|Cooperative Classification||A61F5/0193, A61F2005/0146, A61F2005/0134|
|Jan 20, 1998||AS||Assignment|
Owner name: WONDERFUL WIDGET WORKS, LTD., WASHINGTON
Free format text: ASSIGNMENT OF ASSIGNORS INTEREST;ASSIGNORS:COLLINS, BRYON E.;MORPHY, MICHAEL D.;REEL/FRAME:008960/0649
Effective date: 19980119
|Jul 19, 2001||AS||Assignment|
Owner name: ADVANCED MEDICAL SERVICES, INC., TEXAS

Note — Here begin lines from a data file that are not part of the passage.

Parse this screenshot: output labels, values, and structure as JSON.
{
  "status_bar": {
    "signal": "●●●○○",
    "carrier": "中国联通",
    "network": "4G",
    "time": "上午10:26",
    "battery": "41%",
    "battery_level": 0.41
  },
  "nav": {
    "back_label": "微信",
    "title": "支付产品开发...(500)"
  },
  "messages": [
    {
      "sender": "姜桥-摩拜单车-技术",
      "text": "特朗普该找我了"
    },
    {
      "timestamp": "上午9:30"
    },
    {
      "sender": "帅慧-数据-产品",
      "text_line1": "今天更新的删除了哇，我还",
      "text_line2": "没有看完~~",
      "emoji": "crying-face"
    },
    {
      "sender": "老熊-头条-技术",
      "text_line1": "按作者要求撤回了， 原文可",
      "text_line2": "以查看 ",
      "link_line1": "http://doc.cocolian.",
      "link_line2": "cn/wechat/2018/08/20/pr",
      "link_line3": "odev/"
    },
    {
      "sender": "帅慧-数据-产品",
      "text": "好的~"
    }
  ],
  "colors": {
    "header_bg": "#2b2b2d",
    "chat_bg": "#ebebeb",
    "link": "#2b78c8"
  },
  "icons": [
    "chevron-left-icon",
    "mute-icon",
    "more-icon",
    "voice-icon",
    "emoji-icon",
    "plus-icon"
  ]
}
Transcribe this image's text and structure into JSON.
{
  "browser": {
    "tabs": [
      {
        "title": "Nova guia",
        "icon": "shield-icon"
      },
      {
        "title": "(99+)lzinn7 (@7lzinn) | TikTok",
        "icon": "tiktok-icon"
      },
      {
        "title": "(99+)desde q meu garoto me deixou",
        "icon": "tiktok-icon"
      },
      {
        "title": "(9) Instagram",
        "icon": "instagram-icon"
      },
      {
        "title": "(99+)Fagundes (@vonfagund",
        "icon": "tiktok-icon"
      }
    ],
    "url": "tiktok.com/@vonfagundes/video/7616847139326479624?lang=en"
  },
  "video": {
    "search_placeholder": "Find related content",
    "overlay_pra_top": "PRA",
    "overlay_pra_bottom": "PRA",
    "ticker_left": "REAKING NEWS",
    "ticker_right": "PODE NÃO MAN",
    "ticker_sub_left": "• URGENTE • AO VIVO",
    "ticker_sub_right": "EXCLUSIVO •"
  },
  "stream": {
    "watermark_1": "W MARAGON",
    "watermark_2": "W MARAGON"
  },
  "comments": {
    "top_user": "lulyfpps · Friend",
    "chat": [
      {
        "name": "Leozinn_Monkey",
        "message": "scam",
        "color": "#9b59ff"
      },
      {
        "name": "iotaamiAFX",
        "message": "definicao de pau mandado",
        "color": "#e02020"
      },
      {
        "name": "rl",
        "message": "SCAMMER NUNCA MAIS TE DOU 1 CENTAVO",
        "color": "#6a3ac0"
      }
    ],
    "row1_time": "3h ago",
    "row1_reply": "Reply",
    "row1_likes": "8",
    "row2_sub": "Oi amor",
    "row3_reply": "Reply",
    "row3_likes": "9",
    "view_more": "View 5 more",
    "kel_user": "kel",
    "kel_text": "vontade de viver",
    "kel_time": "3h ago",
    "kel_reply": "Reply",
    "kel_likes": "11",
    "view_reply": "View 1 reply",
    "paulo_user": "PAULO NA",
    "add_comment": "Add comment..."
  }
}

Free format text: ASSIGNMENT OF ASSIGNORS INTEREST;ASSIGNOR:WONDERFUL WIDGET WORKS, LTD;REEL/FRAME:011998/0360
Effective date: 20010706
|Jan 16, 2004||FPAY||Fee payment|
Year of fee payment: 4
|Jan 18, 2008||FPAY||Fee payment|
Year of fee payment: 8
|Feb 27, 2012||REMI||Maintenance fee reminder mailed|
|Jul 18, 2012||LAPS||Lapse for failure to pay maintenance fees|
|Sep 4, 2012||FP||Expired due to failure to pay maintenance fee|
Effective date: 20120718